In brief: Falling oak tree kills summer camp worker
Groveland, Calif. – A 21-year-old summer camp worker was killed Wednesday when a large oak tree fell at the site near Yosemite National Park, a group said.
The worker was identified as Annais Rittenberg by the Jewish Federation of Silicon Valley, which provides scholarships for children to attend Camp Tawonga. No children were hurt.
Four other adults were treated at hospitals after the tree fell while people were eating breakfast. The tree took down power lines near the campfire area and mess hall but did not damage any buildings.
There were about 300 campers and 150 staff at Camp Tawonga, which offers sessions for students in second through 12th grades. The camp is located on 160 acres on the Tuolumne River, just outside Yosemite National Park.
Negotiations resume in Bay Area strike
Oakland, Calif. – Negotiations resumed Wednesday between Bay Area Rapid Transit and its striking rail workers after both sides indicated progress had been made during a lengthy overnight session that ended just hours earlier.
Josie Mooney, a chief negotiator with Service Employees International Union Local 1021, said she was hopeful the latest round of talks could end the three-day strike that has slowed commutes across the San Francisco Bay Area.
The strike continues to cause stress and frustration in the region. Commuters lined up early Wednesday for the transit agency’s charter buses at five locations, waited patiently for ferries heading to San Francisco, and endured heavy rush-hour traffic on the San Francisco-Oakland Bay Bridge that lightened considerably by midmorning. BART serves more than 400,000 commuters each weekday.
Church group to avoid fossil fuel investments
Pittsburgh – A group of Protestant churches has become the first U.S. religious body to vote to divest its pension funds and investments from fossil fuel companies because of climate change concerns.
The United Church of Christ, which traces its origins back to the Pilgrims in 1620 and has about 1.1 million members in 5,100 congregations, voted on Monday to divest in stages over the next five years. But it left open the possibility of keeping some investments if the fossil fuel companies meet certain standards.

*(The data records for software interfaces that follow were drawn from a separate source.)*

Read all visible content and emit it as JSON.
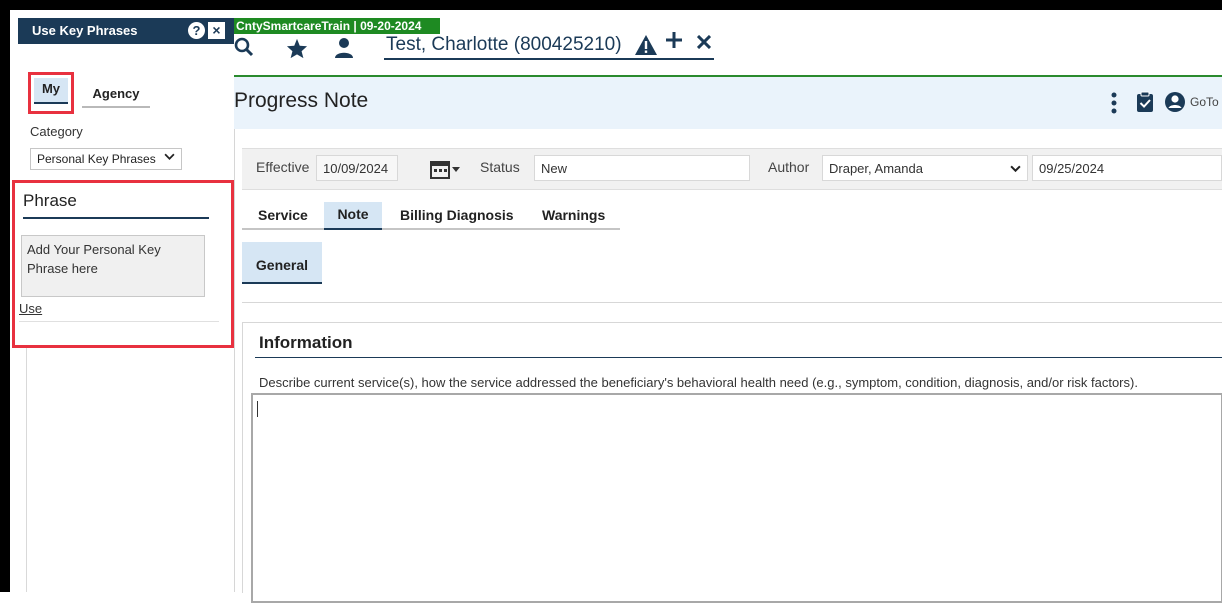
{
  "key_phrases_panel": {
    "title": "Use Key Phrases",
    "help_icon": "help-icon",
    "close_icon": "close-icon",
    "tabs": [
      {
        "label": "My",
        "active": true
      },
      {
        "label": "Agency",
        "active": false
      }
    ],
    "category_label": "Category",
    "category_value": "Personal Key Phrases",
    "phrase_header": "Phrase",
    "phrase_text": "Add Your Personal Key Phrase here",
    "use_link": "Use"
  },
  "environment_banner": "CntySmartcareTrain | 09-20-2024",
  "topbar": {
    "icons": [
      "search-icon",
      "star-icon",
      "user-icon"
    ],
    "client_name": "Test, Charlotte (800425210)",
    "client_actions": [
      "warning-icon",
      "plus-icon",
      "close-icon"
    ]
  },
  "page": {
    "title": "Progress Note",
    "right_actions": [
      "more-icon",
      "clipboard-icon",
      "account-icon"
    ],
    "right_text": "GoTo"
  },
  "filters": {
    "effective_label": "Effective",
    "effective_value": "10/09/2024",
    "status_label": "Status",
    "status_value": "New",
    "author_label": "Author",
    "author_value": "Draper, Amanda",
    "date_value": "09/25/2024"
  },
  "tabs": [
    {
      "label": "Service",
      "active": false
    },
    {
      "label": "Note",
      "active": true
    },
    {
      "label": "Billing Diagnosis",
      "active": false
    },
    {
      "label": "Warnings",
      "active": false
    }
  ],
  "subtab": "General",
  "information": {
    "title": "Information",
    "description": "Describe current service(s), how the service addressed the beneficiary's behavioral health need (e.g., symptom, condition, diagnosis, and/or risk factors).",
    "value": ""
  },
  "colors": {
    "header_navy": "#1b3a57",
    "env_green": "#1e8a22",
    "highlight_red": "#e8313f",
    "active_tab_blue": "#d6e6f4"
  }
}
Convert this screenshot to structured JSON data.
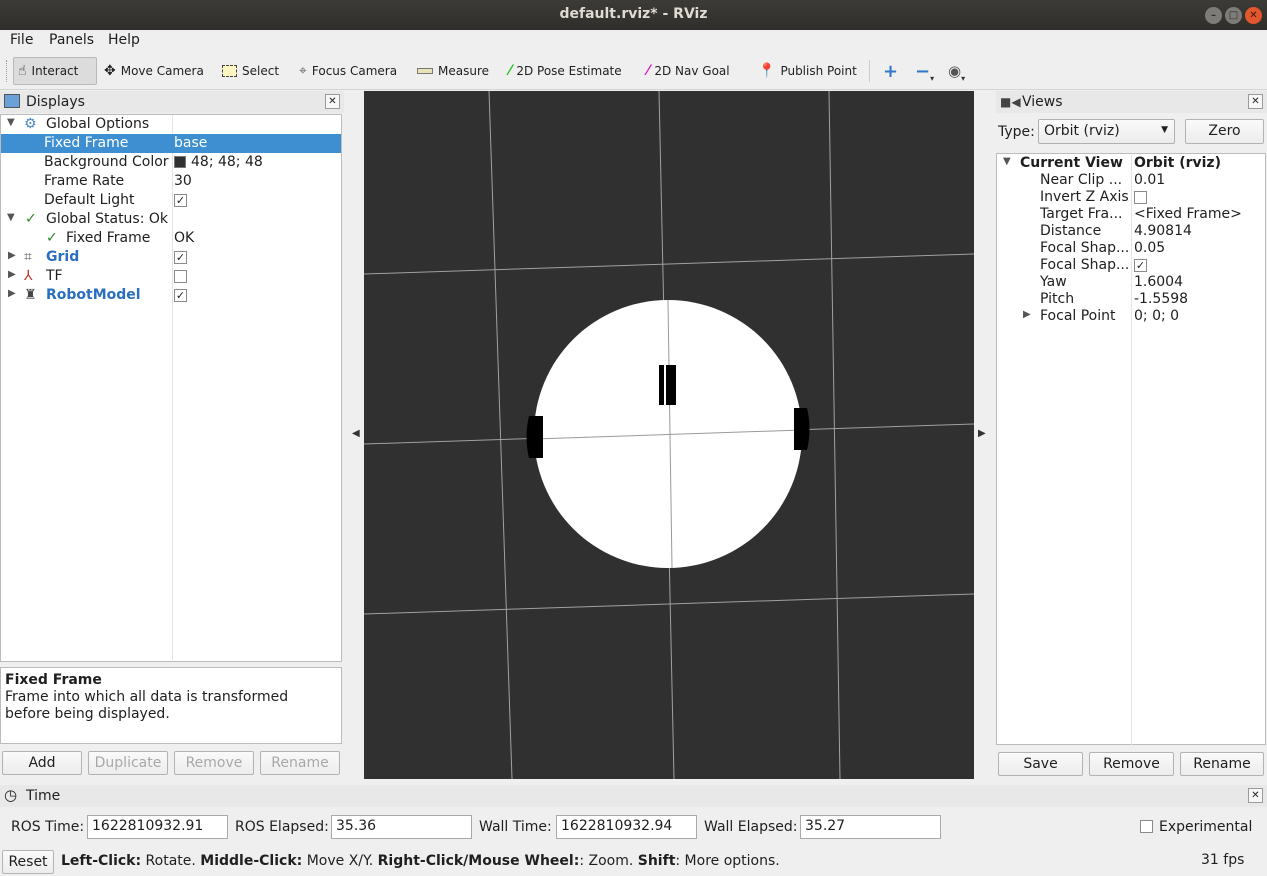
{
  "window": {
    "title": "default.rviz* - RViz"
  },
  "menu": [
    "File",
    "Panels",
    "Help"
  ],
  "toolbar": {
    "interact": "Interact",
    "move_camera": "Move Camera",
    "select": "Select",
    "focus_camera": "Focus Camera",
    "measure": "Measure",
    "pose_estimate": "2D Pose Estimate",
    "nav_goal": "2D Nav Goal",
    "publish_point": "Publish Point"
  },
  "displays": {
    "title": "Displays",
    "rows": {
      "global_options": "Global Options",
      "fixed_frame": {
        "label": "Fixed Frame",
        "value": "base"
      },
      "background_color": {
        "label": "Background Color",
        "value": "48; 48; 48"
      },
      "frame_rate": {
        "label": "Frame Rate",
        "value": "30"
      },
      "default_light": {
        "label": "Default Light",
        "checked": true
      },
      "global_status": "Global Status: Ok",
      "status_fixed_frame": {
        "label": "Fixed Frame",
        "value": "OK"
      },
      "grid": {
        "label": "Grid",
        "checked": true
      },
      "tf": {
        "label": "TF",
        "checked": false
      },
      "robot_model": {
        "label": "RobotModel",
        "checked": true
      }
    },
    "description": {
      "title": "Fixed Frame",
      "text": "Frame into which all data is transformed before being displayed."
    },
    "buttons": {
      "add": "Add",
      "duplicate": "Duplicate",
      "remove": "Remove",
      "rename": "Rename"
    }
  },
  "views": {
    "title": "Views",
    "type_label": "Type:",
    "type_value": "Orbit (rviz)",
    "zero": "Zero",
    "current_view": {
      "label": "Current View",
      "value": "Orbit (rviz)"
    },
    "props": [
      {
        "label": "Near Clip ...",
        "value": "0.01"
      },
      {
        "label": "Invert Z Axis",
        "value": ""
      },
      {
        "label": "Target Fra...",
        "value": "<Fixed Frame>"
      },
      {
        "label": "Distance",
        "value": "4.90814"
      },
      {
        "label": "Focal Shap...",
        "value": "0.05"
      },
      {
        "label": "Focal Shap...",
        "value": ""
      },
      {
        "label": "Yaw",
        "value": "1.6004"
      },
      {
        "label": "Pitch",
        "value": "-1.5598"
      },
      {
        "label": "Focal Point",
        "value": "0; 0; 0"
      }
    ],
    "checks": {
      "invert_z": false,
      "focal_shape_fixed": true
    },
    "buttons": {
      "save": "Save",
      "remove": "Remove",
      "rename": "Rename"
    }
  },
  "time": {
    "title": "Time",
    "ros_time_label": "ROS Time:",
    "ros_time": "1622810932.91",
    "ros_elapsed_label": "ROS Elapsed:",
    "ros_elapsed": "35.36",
    "wall_time_label": "Wall Time:",
    "wall_time": "1622810932.94",
    "wall_elapsed_label": "Wall Elapsed:",
    "wall_elapsed": "35.27",
    "experimental": "Experimental"
  },
  "status": {
    "reset": "Reset",
    "left_click": "Left-Click:",
    "left_click_desc": " Rotate. ",
    "middle_click": "Middle-Click:",
    "middle_click_desc": " Move X/Y. ",
    "right_click": "Right-Click/Mouse Wheel:",
    "right_click_desc": ": Zoom. ",
    "shift": "Shift",
    "shift_desc": ": More options.",
    "fps": "31 fps"
  },
  "colors": {
    "background": "#303030",
    "selection": "#3d8fd1",
    "robot_body": "#ffffff"
  }
}
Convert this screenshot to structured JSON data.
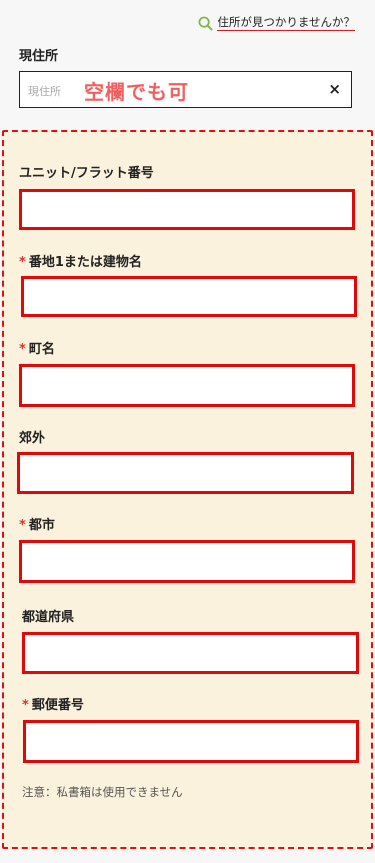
{
  "header": {
    "not_found_link": "住所が見つかりませんか？"
  },
  "current_address": {
    "label": "現住所",
    "placeholder": "現住所",
    "annotation": "空欄でも可",
    "clear_symbol": "×"
  },
  "form": {
    "unit": {
      "label": "ユニット/フラット番号",
      "required": false
    },
    "street": {
      "label": "番地1または建物名",
      "required": true
    },
    "town": {
      "label": "町名",
      "required": true
    },
    "suburb": {
      "label": "郊外",
      "required": false
    },
    "city": {
      "label": "都市",
      "required": true
    },
    "prefecture": {
      "label": "都道府県",
      "required": false
    },
    "postal": {
      "label": "郵便番号",
      "required": true
    },
    "required_mark": "*",
    "note": "注意：私書箱は使用できません"
  },
  "colors": {
    "accent_red": "#e00808",
    "dashed_bg": "#fbf2de",
    "search_icon": "#7ab648"
  }
}
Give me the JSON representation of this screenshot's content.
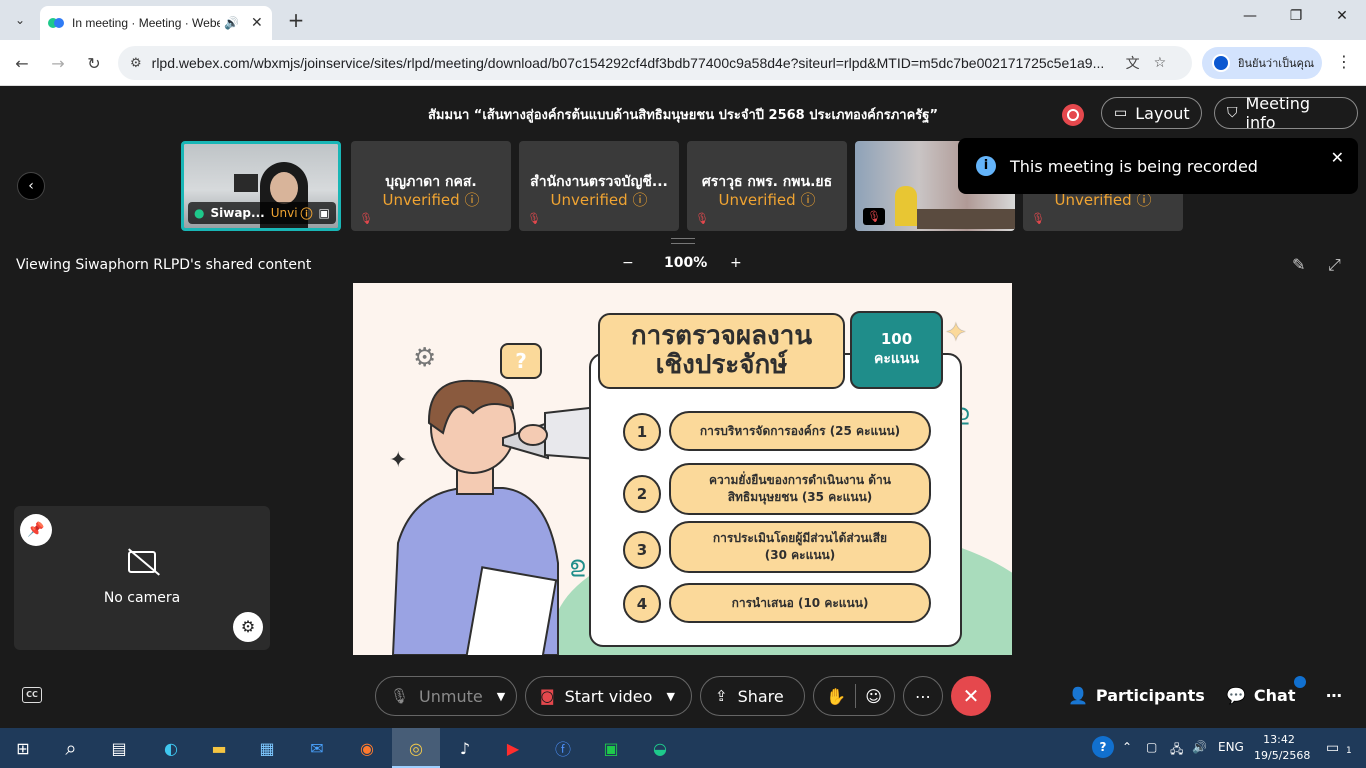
{
  "browser": {
    "tab_title": "In meeting · Meeting · Webex",
    "url": "rlpd.webex.com/wbxmjs/joinservice/sites/rlpd/meeting/download/b07c154292cf4df3bdb77400c9a58d4e?siteurl=rlpd&MTID=m5dc7be002171725c5e1a9...",
    "profile_label": "ยินยันว่าเป็นคุณ"
  },
  "meeting": {
    "title": "สัมมนา “เส้นทางสู่องค์กรต้นแบบด้านสิทธิมนุษยชน ประจำปี 2568 ประเภทองค์กรภาครัฐ”",
    "layout_label": "Layout",
    "info_label": "Meeting info",
    "toast": "This meeting is being recorded",
    "viewing_label": "Viewing Siwaphorn RLPD's shared content",
    "zoom_level": "100%",
    "zoom_out": "−",
    "zoom_in": "+"
  },
  "participants_strip": [
    {
      "name": "Siwap...",
      "status": "Unvi"
    },
    {
      "name": "บุญภาดา กคส.",
      "status": "Unverified"
    },
    {
      "name": "สำนักงานตรวจบัญชี...",
      "status": "Unverified"
    },
    {
      "name": "ศราวุธ กพร. กพน.ยธ",
      "status": "Unverified"
    },
    {
      "name": "",
      "status": ""
    },
    {
      "name": "",
      "status": "Unverified"
    }
  ],
  "slide": {
    "title_line1": "การตรวจผลงาน",
    "title_line2": "เชิงประจักษ์",
    "score_value": "100",
    "score_unit": "คะแนน",
    "items": [
      {
        "num": "1",
        "text": "การบริหารจัดการองค์กร (25 คะแนน)"
      },
      {
        "num": "2",
        "text": "ความยั่งยืนของการดำเนินงาน ด้านสิทธิมนุษยชน (35 คะแนน)"
      },
      {
        "num": "3",
        "text": "การประเมินโดยผู้มีส่วนได้ส่วนเสีย (30 คะแนน)"
      },
      {
        "num": "4",
        "text": "การนำเสนอ (10 คะแนน)"
      }
    ]
  },
  "self_view": {
    "label": "No camera"
  },
  "controls": {
    "unmute": "Unmute",
    "start_video": "Start video",
    "share": "Share",
    "participants": "Participants",
    "chat": "Chat",
    "cc": "CC"
  },
  "taskbar": {
    "language": "ENG",
    "time": "13:42",
    "date": "19/5/2568",
    "notifications": "1"
  },
  "colors": {
    "accent_teal": "#19b6b6",
    "unverified": "#f0a432",
    "end_call": "#e5484d",
    "slide_yellow": "#fbd99a",
    "slide_teal": "#1f8d8a"
  }
}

“Implementing the multiple strategies outlined in this resolution will demand time, money and care – but we believe creation deserves no less,” United Church Funds President Donald Hart said in a statement. The affiliated group has managed church investments since 1909.
Homeowner catches burglar, heads to work
Tulsa, Okla. – A homeowner captured a would-be burglar Wednesday and left him hogtied in the front yard for officers, Tulsa police said.
The homeowner heard someone trying to break into his home at about 6 a.m. Wednesday, according to police. Tulsa television station KOTV reported that the homeowner captured the man, tied him up with rope, then left him outside. Police said the homeowner had to go to work so he left his wife to watch the suspect until officers arrived.
The 31-year-old suspect was jailed on a first-degree burglary complaint.